"This is sad."
"No it isn't," Allison says automatically, not looking up from her book. But she can't keep it up. "What's sad?" she asks. Sometimes she thinks she shouldn't have given Lydia a key to her apartment, but she'd probably miss it if she stopped letting herself in.
"Pretty much this entire thing," says Lydia, gesturing around. "It's New Year's Eve, what are you even doing?"
"Research for Professor Jenkins."
"Again, New Year's Eve. You're technically on vacation. Not that you understand vacation." She sighs dramatically. "You used to be fun."
Allison glares at her. "Excuse me for having life goals."
"I have plenty of life goals," says Lydia. "Which one of us is getting a PhD?"
"They don't offer doctorates in curing lycanthropy!"
Lydia grins, and Allison can't help grinning back. "Look, your research is awesome. You are awesome!
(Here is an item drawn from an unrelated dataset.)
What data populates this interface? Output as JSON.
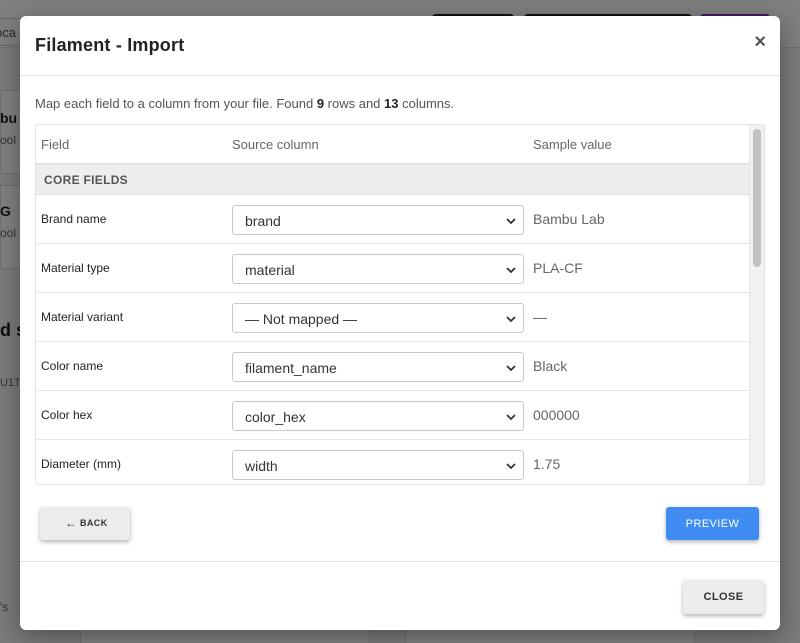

But it's New Year's Eve, and you're sitting at home in your pajamas wearing special gloves to handle your really old book. That is not a healthy level of dedication. That is sad. You can take a night off," she adds, surprisingly gently, for Lydia.
"You're right." She closes her book, putting it away with care before she stands and brushes herself off. "Okay, what's the plan?"
Lydia pulls a bottle of vodka and a bottle of champagne out of her bag. It really didn't look like that large a bag. No one knows how to pack like Lydia. "I brought the party to you."
"Isn't this sadder?"
"Nothing is sadder," she says, giving Allison a thoroughly unimpressed look. "Also, I take what I can get with you these days. I just want you to relax, have a good time, and get kind of drunk."
Allison cuts herself off before she can make any of her standard arguments--Scott needs this, she needs this, a cure could free her family from their long legacy of hunting werewolves. This will make people's lives better, and maybe it will make up for all the ones she couldn't save in some small way.
But Lydia knows all that. Lydia moved to a new town with her--one with a less prestigious university than she could have gotten into--because she knew that, and because she understood. And because, well, she's Lydia. Allison doesn't understand all her choices, but she knows that Lydia will always have her back.
"I think I can do that," she says instead, and goes to find shot glasses.
A few hours later, they're pleasantly buzzed, but not as drunk and Allison would have expected. Lydia's got her feet in Allison's lap and is yelling at people's fashion choices in Times Square. It's nice, warm and comfortable, the kind of easy friendship she's never quite had, even in Beacon Hills. There were quiet moments like this, but never quite like this.
Maybe she's a little more buzzed than she thought.
"You're a good friend," she says. "You know me really well."
"Oh, yeah, duh," says Lydia, glancing away from the TV. "Are you getting all sloppy affectionate drunk? Do you do that? It's been so long I can't even remember. That is how long it's been since you had fun."
"I have fun," Allison protests. "But I could stand to have more fun," she adds.
"That's all I'm saying." She swings her feet out of Allison's lap and goes for the champagne. "Okay, almost midnight," she says. "Time for champagne. Do you have champagne flutes?"
"Of course not." She makes a face. "The dishwasher's dirty. I think I have free novelty mugs I stole from work."
Lydia rolls her eyes. "Wow, don't get too fancy. Go grab a couple. It'll do."
They fill up the mugs and head back to the couch. Allison snarks a few of the outfits as well, and the grin Lydia gives her makes her feel lit up inside.
That's probably why, instead of clinking her mug against Lydia's at midnight, she leans in and kisses her. It's soft and quick, and somehow familiar, maybe just because she's thought about it before, every now and then. It's just never seemed like the right time, not with Jackson and Scott and Aiden and a parade of people in their lives and things going on.
Lydia doesn't seem surprised. She lets the kiss happen for a second, and then Allison hears the sound of her mug on the table and Lydia's hand wraps around the back of her neck, pulling her closer. Allison puts her own mug down and then they're kissing--really kissing, hot and wet and perfect--and it's exactly what she hadn't quite figured out she wanted.
When Lydia pulls back, Allison chases her mouth for a second, and Lydia laughs. "Okay, before we go any further, I've got some ground rules."
"Three nights a week," Lydia says firmly. "Drinks or dates or just staying in and having sex. I want three nights a week. You need some time off anyway."
Allison laughs. "You're secretly not totally selfish."
"Not totally selfish," Lydia agrees, with a smirk. "Just, like, ninety percent. So, deal?"
"Perfect," says Lydia, and kisses her again.
It's shaping up to be a pretty good year, all things considered.